• _ASSIGNMENT_:
Restate word for word only the lines from the one with "What data populates" through the end of the records; no pictures belong in the copy.

─── DATA UNDER STUDY

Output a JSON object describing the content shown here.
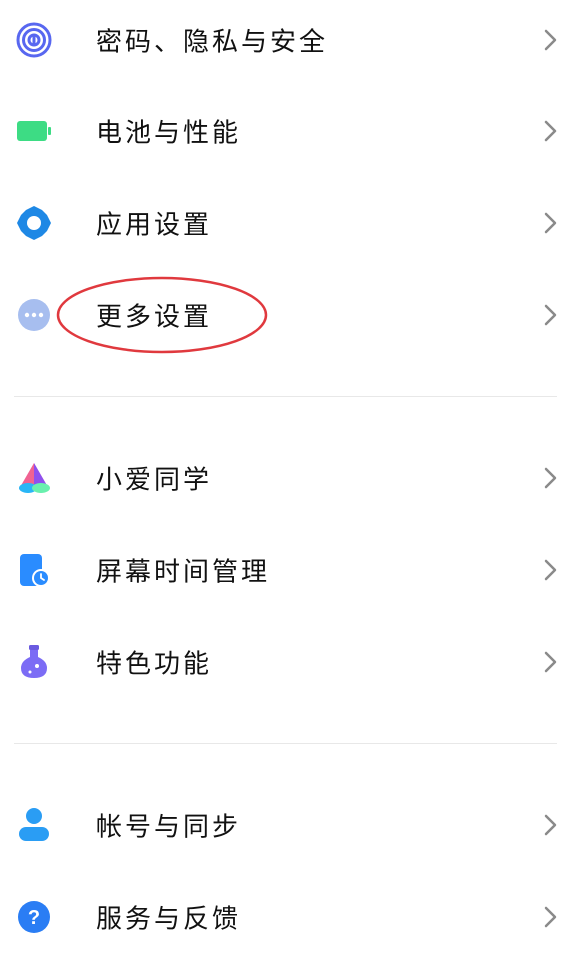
{
  "settings": {
    "group1": [
      {
        "label": "密码、隐私与安全",
        "icon": "fingerprint-icon",
        "color": "#5867F0"
      },
      {
        "label": "电池与性能",
        "icon": "battery-icon",
        "color": "#3DDC84"
      },
      {
        "label": "应用设置",
        "icon": "gear-icon",
        "color": "#1E88E5"
      },
      {
        "label": "更多设置",
        "icon": "more-dots-icon",
        "color": "#A7BEEF"
      }
    ],
    "group2": [
      {
        "label": "小爱同学",
        "icon": "xiaoai-icon",
        "color": "#7C4DFF"
      },
      {
        "label": "屏幕时间管理",
        "icon": "screen-time-icon",
        "color": "#2A8CFF"
      },
      {
        "label": "特色功能",
        "icon": "flask-icon",
        "color": "#7C6CF5"
      }
    ],
    "group3": [
      {
        "label": "帐号与同步",
        "icon": "account-icon",
        "color": "#2A9DF4"
      },
      {
        "label": "服务与反馈",
        "icon": "help-icon",
        "color": "#2A7DF4"
      }
    ]
  },
  "annotation": {
    "target": "更多设置",
    "color": "#E0393E"
  }
}
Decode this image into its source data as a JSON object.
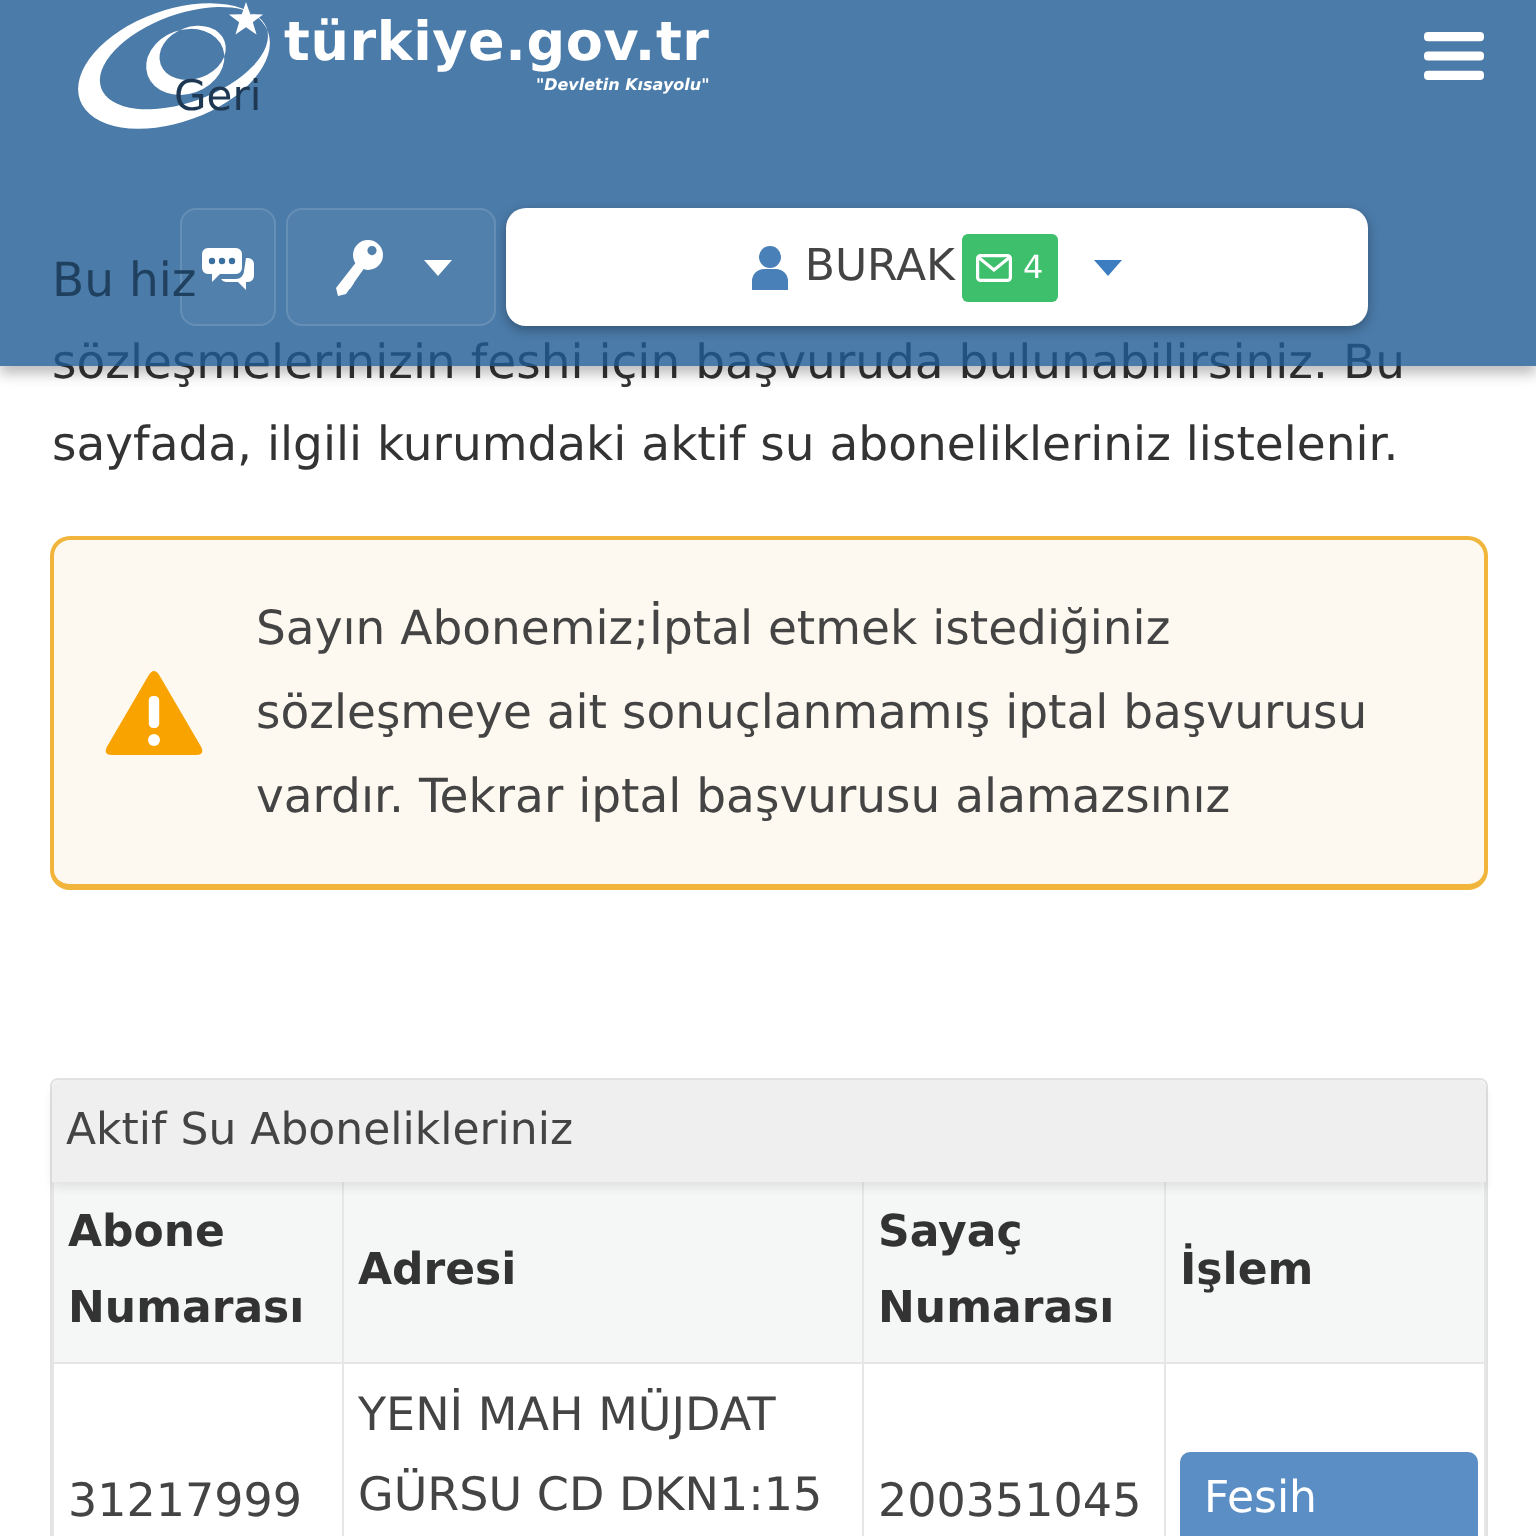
{
  "header": {
    "logo": {
      "title": "türkiye.gov.tr",
      "tagline": "\"Devletin Kısayolu\""
    },
    "user_menu": {
      "name": "BURAK",
      "unread_messages": "4"
    }
  },
  "back_link": "Geri",
  "intro": [
    "Bu hiz",
    "sözleşmelerinizin feshi için başvuruda bulunabilirsiniz. Bu sayfada, ilgili kurumdaki aktif su abonelikleriniz listelenir."
  ],
  "alert": {
    "kind": "warning",
    "text": "Sayın Abonemiz;İptal etmek istediğiniz sözleşmeye ait sonuçlanmamış iptal başvurusu vardır. Tekrar iptal başvurusu alamazsınız"
  },
  "subscriptions": {
    "title": "Aktif Su Abonelikleriniz",
    "columns": [
      "Abone Numarası",
      "Adresi",
      "Sayaç Numarası",
      "İşlem"
    ],
    "rows": [
      {
        "subscriber_number": "31217999",
        "address": "YENİ MAH MÜJDAT GÜRSU CD DKN1:15",
        "meter_number": "200351045",
        "action": "Fesih"
      }
    ]
  }
}
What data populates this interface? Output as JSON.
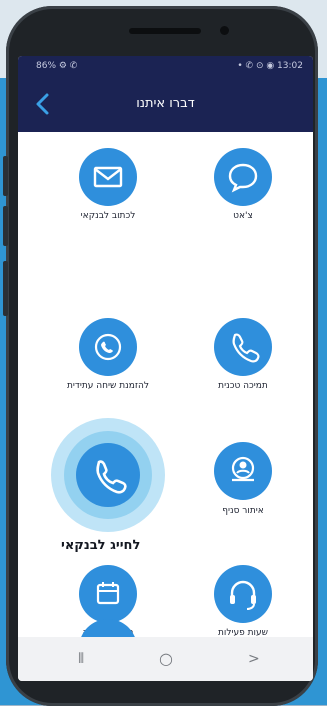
{
  "status_bar": {
    "left": "86% ⚙ ✆",
    "right": "• ✆ ⊙ ◉ 13:02"
  },
  "header": {
    "title": "דברו איתנו"
  },
  "actions": [
    {
      "label": "לכתוב לבנקאי",
      "icon": "envelope-icon"
    },
    {
      "label": "צ'אט",
      "icon": "chat-bubble-icon"
    },
    {
      "label": "להזמנת שיחה עתידית",
      "icon": "phone-clock-icon"
    },
    {
      "label": "תמיכה טכנית",
      "icon": "phone-handset-icon"
    },
    {
      "label": "לחייג לבנקאי",
      "icon": "phone-handset-icon"
    },
    {
      "label": "איתור סניף",
      "icon": "branch-locator-icon"
    },
    {
      "label": "הזמנת פגישה",
      "icon": "calendar-icon"
    },
    {
      "label": "שעות פעילות",
      "icon": "headset-icon"
    }
  ],
  "system_nav": {
    "recent": "⦀",
    "home": "○",
    "back": ">"
  },
  "colors": {
    "header": "#1b2353",
    "accent": "#2f8fdc",
    "halo": "#bfe4f7"
  }
}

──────

• _ANSWER BOX_:
What data populates this interface? Output as JSON.
{
  "status_bar": {
    "left": "86% ⚙ ✆",
    "right": "• ✆ ⊙ ◉ 13:02"
  },
  "header": {
    "title": "דברו איתנו"
  },
  "actions": [
    {
      "label": "לכתוב לבנקאי",
      "icon": "envelope-icon"
    },
    {
      "label": "צ'אט",
      "icon": "chat-bubble-icon"
    },
    {
      "label": "להזמנת שיחה עתידית",
      "icon": "phone-clock-icon"
    },
    {
      "label": "תמיכה טכנית",
      "icon": "phone-handset-icon"
    },
    {
      "label": "לחייג לבנקאי",
      "icon": "phone-handset-icon"
    },
    {
      "label": "איתור סניף",
      "icon": "branch-locator-icon"
    },
    {
      "label": "הזמנת פגישה",
      "icon": "calendar-icon"
    },
    {
      "label": "שעות פעילות",
      "icon": "headset-icon"
    }
  ],
  "system_nav": {
    "recent": "⦀",
    "home": "○",
    "back": ">"
  },
  "colors": {
    "header": "#1b2353",
    "accent": "#2f8fdc",
    "halo": "#bfe4f7"
  }
}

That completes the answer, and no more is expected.